The figure’s flayed suit was somewhat negatively affected (less realistic) by the position in which the flayed feet were sculpted in my opinion. The flayed hands hang loosely over the warrior priest’s hands, and look appropriate (for flayed hands). However, the skinned feet stick out here oddly as you’ll see below. I am sure they would have flopped loosely – as indeed the ones do in Pohl’s book. The back banner was pretty large and came in two pieces. I needed to use green stuff to reinforce part of it but I thought it fun to assemble.
Lastly, I did not know what color a flayed skin would have. I’m assuming it would be like a tanned animal skin, but that would not negate any necrotic colors (or smells I’m sure). Luckily, I’ve not seen (or smelled) anyone who has been flayed!
So, I decided to use a couple of paints – Citadel “Contrast Paint – Plaguebearer Flesh” highlighted and dry brushed with a layer paint – Citadel “Flayed One Flesh”. Not sure if this worked – you can let me know! His suit is a bit on the zombie green side. The figure is tall, and also armed with a macuahuitl. The shield design is adapted from Steve’s Balagan.
This group of Aztecs completes (for now) the ones that I need for the games I have planned. I have painted 109 Aztecs since April, and 32 Tlaxcalans. I have 81 Conquistadores to do next.
On my last blogpost, I got a request from fellow army builder and blogger Alex. He has a blog worth checking out called Leadbaloony – It’s a Lead Thing ~ (sorry no balloons). His painting is exquisite. Alex wanteda picture of my entire Aztec army – so I will try to comply below!
To paraphrase Chief Brodie in Jaws, I’m gonna need a bigger boat box!
Thanks for looking at these and following this journey. I hope to get going on the Conquistadores and some Things from the Basement terrain (from the Lost Archipelago collection) I just ordered from Badger Games.
I hope you stay with me as I round the corner on his project! These will be in games, some even virtually. As always, let me know your thoughts and ideas about these figures. Stay safe!

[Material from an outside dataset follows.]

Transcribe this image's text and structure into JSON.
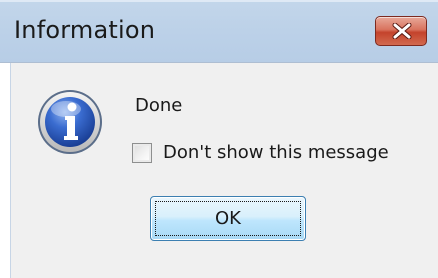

Miscellaneous details and references for those interested in that sort of thing:
Posts on games, units, and other projects for my 16th Century Spanish Conquest supplement for Feudal Patrol™ – “Civilizations Collide”